*** Opening EXTRACTED MATERIAL ***

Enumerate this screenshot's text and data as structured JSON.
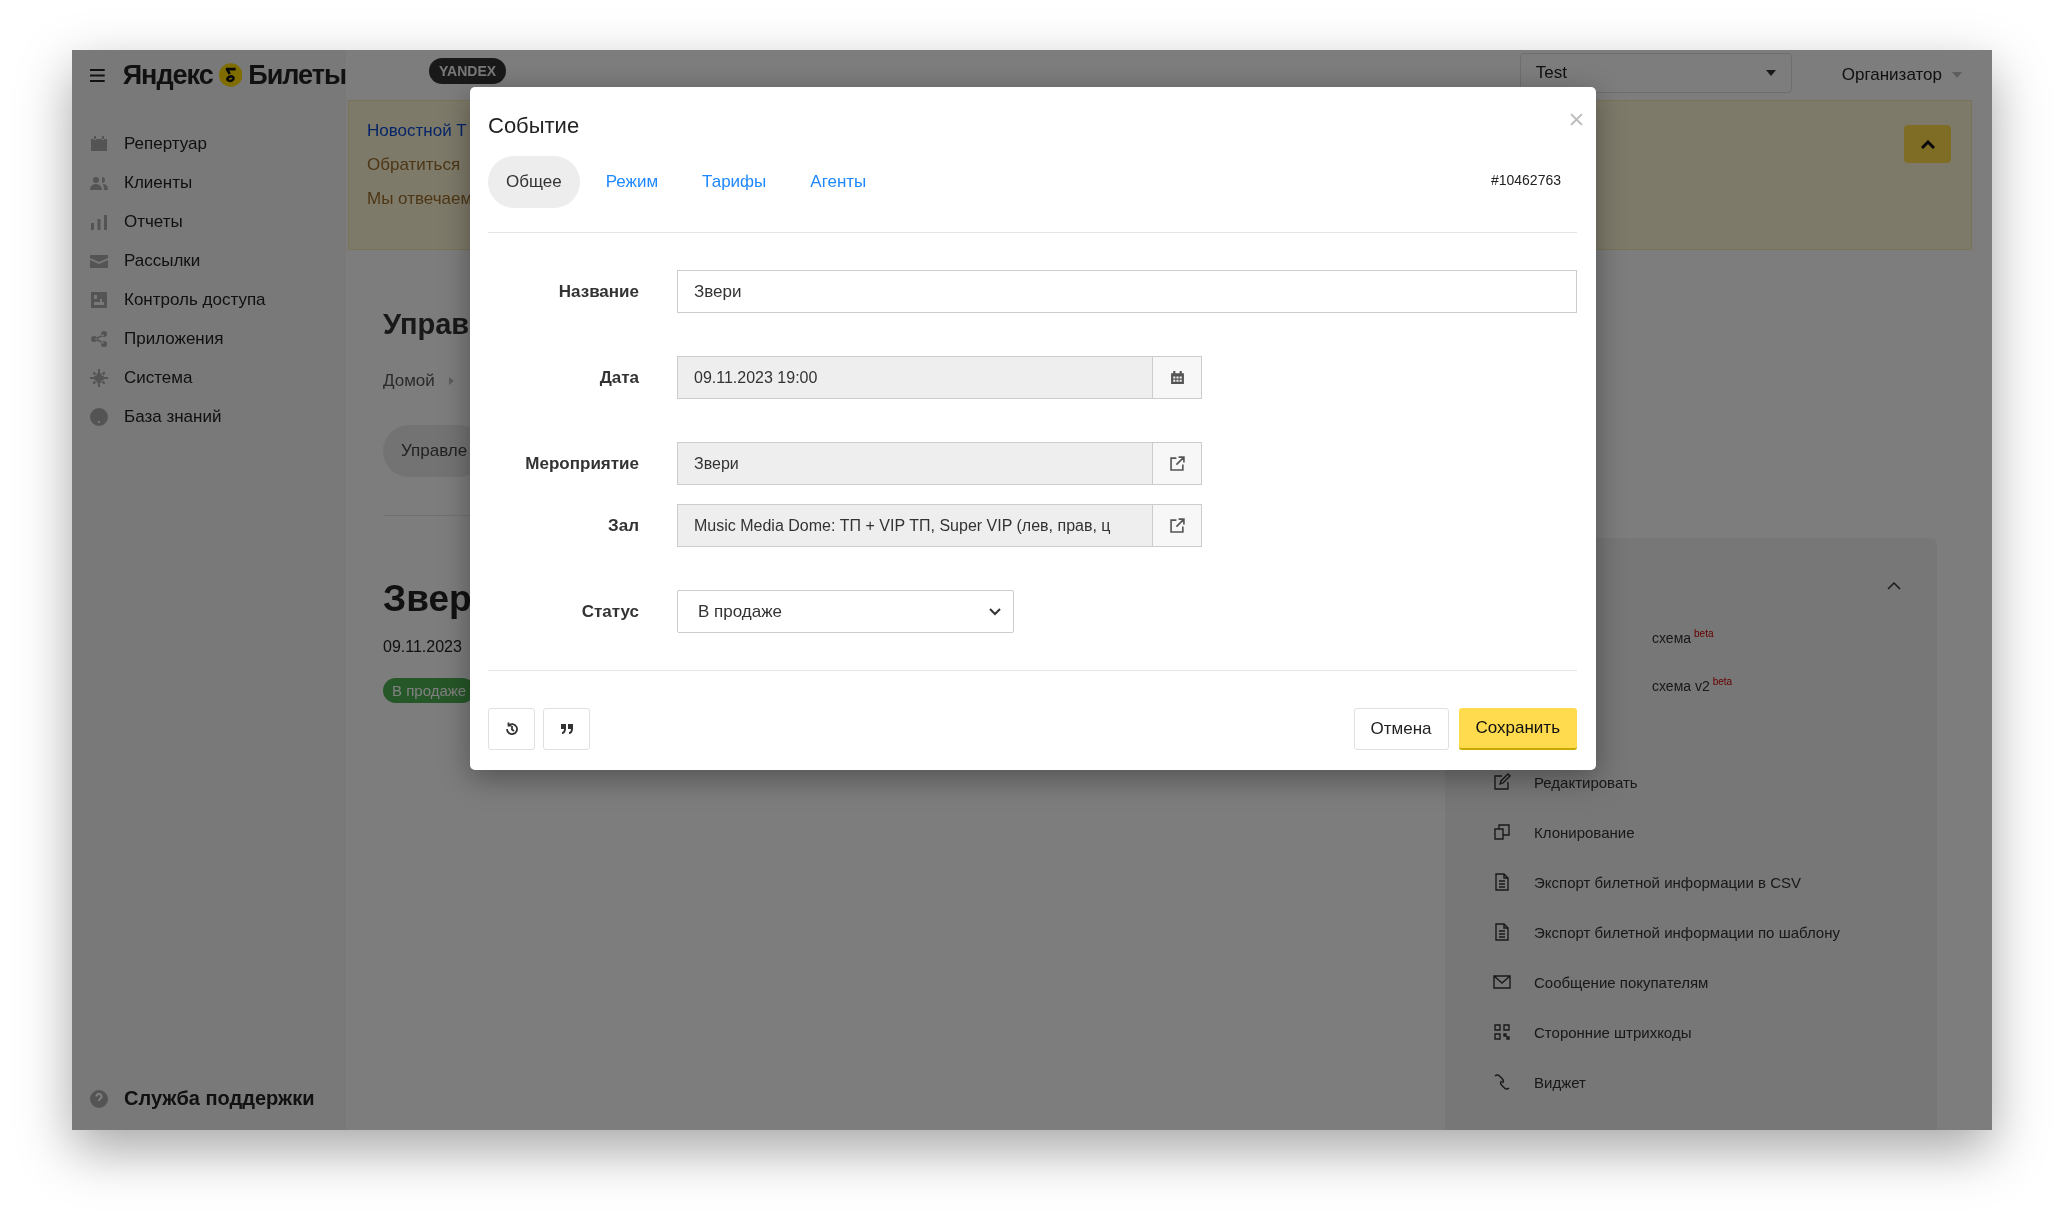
{
  "logo": {
    "left": "Яндекс",
    "right": "Билеты"
  },
  "header": {
    "badge": "YANDEX",
    "account": "Test",
    "role": "Организатор"
  },
  "sidebar": {
    "items": [
      "Репертуар",
      "Клиенты",
      "Отчеты",
      "Рассылки",
      "Контроль доступа",
      "Приложения",
      "Система",
      "База знаний"
    ],
    "support": "Служба поддержки"
  },
  "notice": {
    "lines": [
      {
        "kind": "link",
        "text": "Новостной Т"
      },
      {
        "kind": "text",
        "text": "Обратиться"
      },
      {
        "kind": "text",
        "text": "Мы отвечаем"
      }
    ]
  },
  "page": {
    "title": "Управ",
    "breadcrumb": "Домой",
    "tab": "Управле",
    "event_title": "Звер",
    "event_date": "09.11.2023",
    "status_badge": "В продаже"
  },
  "side_panel": {
    "expanded": true,
    "seat_maps": [
      {
        "label": "схема",
        "tag": "beta"
      },
      {
        "label": "схема v2",
        "tag": "beta"
      }
    ],
    "actions": [
      "Редактировать",
      "Клонирование",
      "Экспорт билетной информации в CSV",
      "Экспорт билетной информации по шаблону",
      "Сообщение покупателям",
      "Сторонние штрихкоды",
      "Виджет"
    ]
  },
  "dialog": {
    "title": "Событие",
    "tabs": [
      {
        "label": "Общее",
        "selected": true
      },
      {
        "label": "Режим",
        "selected": false
      },
      {
        "label": "Тарифы",
        "selected": false
      },
      {
        "label": "Агенты",
        "selected": false
      }
    ],
    "event_id": "#10462763",
    "fields": [
      {
        "kind": "text",
        "label": "Название",
        "value": "Звери"
      },
      {
        "kind": "date",
        "label": "Дата",
        "value": "09.11.2023 19:00"
      },
      {
        "kind": "link",
        "label": "Мероприятие",
        "value": "Звери"
      },
      {
        "kind": "link",
        "label": "Зал",
        "value": "Music Media Dome: ТП + VIP ТП, Super VIP (лев, прав, ц"
      },
      {
        "kind": "select",
        "label": "Статус",
        "value": "В продаже"
      }
    ],
    "buttons": {
      "cancel": "Отмена",
      "save": "Сохранить"
    }
  }
}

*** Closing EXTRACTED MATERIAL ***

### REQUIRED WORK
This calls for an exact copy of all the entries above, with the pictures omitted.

### EXERCISE ANSWER
Enumerate this screenshot's text and data as structured JSON.
{
  "logo": {
    "left": "Яндекс",
    "right": "Билеты"
  },
  "header": {
    "badge": "YANDEX",
    "account": "Test",
    "role": "Организатор"
  },
  "sidebar": {
    "items": [
      "Репертуар",
      "Клиенты",
      "Отчеты",
      "Рассылки",
      "Контроль доступа",
      "Приложения",
      "Система",
      "База знаний"
    ],
    "support": "Служба поддержки"
  },
  "notice": {
    "lines": [
      {
        "kind": "link",
        "text": "Новостной Т"
      },
      {
        "kind": "text",
        "text": "Обратиться"
      },
      {
        "kind": "text",
        "text": "Мы отвечаем"
      }
    ]
  },
  "page": {
    "title": "Управ",
    "breadcrumb": "Домой",
    "tab": "Управле",
    "event_title": "Звер",
    "event_date": "09.11.2023",
    "status_badge": "В продаже"
  },
  "side_panel": {
    "expanded": true,
    "seat_maps": [
      {
        "label": "схема",
        "tag": "beta"
      },
      {
        "label": "схема v2",
        "tag": "beta"
      }
    ],
    "actions": [
      "Редактировать",
      "Клонирование",
      "Экспорт билетной информации в CSV",
      "Экспорт билетной информации по шаблону",
      "Сообщение покупателям",
      "Сторонние штрихкоды",
      "Виджет"
    ]
  },
  "dialog": {
    "title": "Событие",
    "tabs": [
      {
        "label": "Общее",
        "selected": true
      },
      {
        "label": "Режим",
        "selected": false
      },
      {
        "label": "Тарифы",
        "selected": false
      },
      {
        "label": "Агенты",
        "selected": false
      }
    ],
    "event_id": "#10462763",
    "fields": [
      {
        "kind": "text",
        "label": "Название",
        "value": "Звери"
      },
      {
        "kind": "date",
        "label": "Дата",
        "value": "09.11.2023 19:00"
      },
      {
        "kind": "link",
        "label": "Мероприятие",
        "value": "Звери"
      },
      {
        "kind": "link",
        "label": "Зал",
        "value": "Music Media Dome: ТП + VIP ТП, Super VIP (лев, прав, ц"
      },
      {
        "kind": "select",
        "label": "Статус",
        "value": "В продаже"
      }
    ],
    "buttons": {
      "cancel": "Отмена",
      "save": "Сохранить"
    }
  }
}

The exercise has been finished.